TASK GOAL: Which lines of the material contain the word "Name"? Show each one.

INPUT:

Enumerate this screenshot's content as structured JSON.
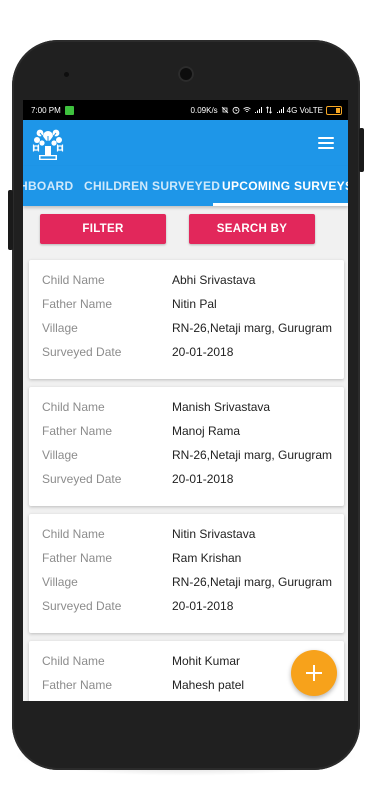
{
  "status_bar": {
    "time": "7:00 PM",
    "speed": "0.09K/s",
    "network": "4G VoLTE"
  },
  "app_bar": {
    "logo_icon": "emblem-logo-icon",
    "menu_icon": "hamburger-menu-icon"
  },
  "tabs": [
    {
      "label": "HBOARD",
      "active": false
    },
    {
      "label": "CHILDREN SURVEYED",
      "active": false
    },
    {
      "label": "UPCOMING SURVEYS",
      "active": true
    }
  ],
  "actions": {
    "filter_label": "FILTER",
    "search_label": "SEARCH BY"
  },
  "field_labels": {
    "child": "Child Name",
    "father": "Father Name",
    "village": "Village",
    "date": "Surveyed Date"
  },
  "records": [
    {
      "child": "Abhi Srivastava",
      "father": "Nitin Pal",
      "village": "RN-26,Netaji marg, Gurugram",
      "date": "20-01-2018"
    },
    {
      "child": "Manish Srivastava",
      "father": "Manoj Rama",
      "village": "RN-26,Netaji marg, Gurugram",
      "date": "20-01-2018"
    },
    {
      "child": "Nitin Srivastava",
      "father": "Ram Krishan",
      "village": "RN-26,Netaji marg, Gurugram",
      "date": "20-01-2018"
    },
    {
      "child": "Mohit Kumar",
      "father": "Mahesh patel",
      "village": "",
      "date": ""
    }
  ],
  "fab": {
    "icon": "plus-icon"
  },
  "colors": {
    "primary": "#1e96e8",
    "accent_button": "#e2275b",
    "fab": "#f7a21b"
  }
}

RESPONSE TO THE TASK:
    "child": "Child Name",
    "father": "Father Name",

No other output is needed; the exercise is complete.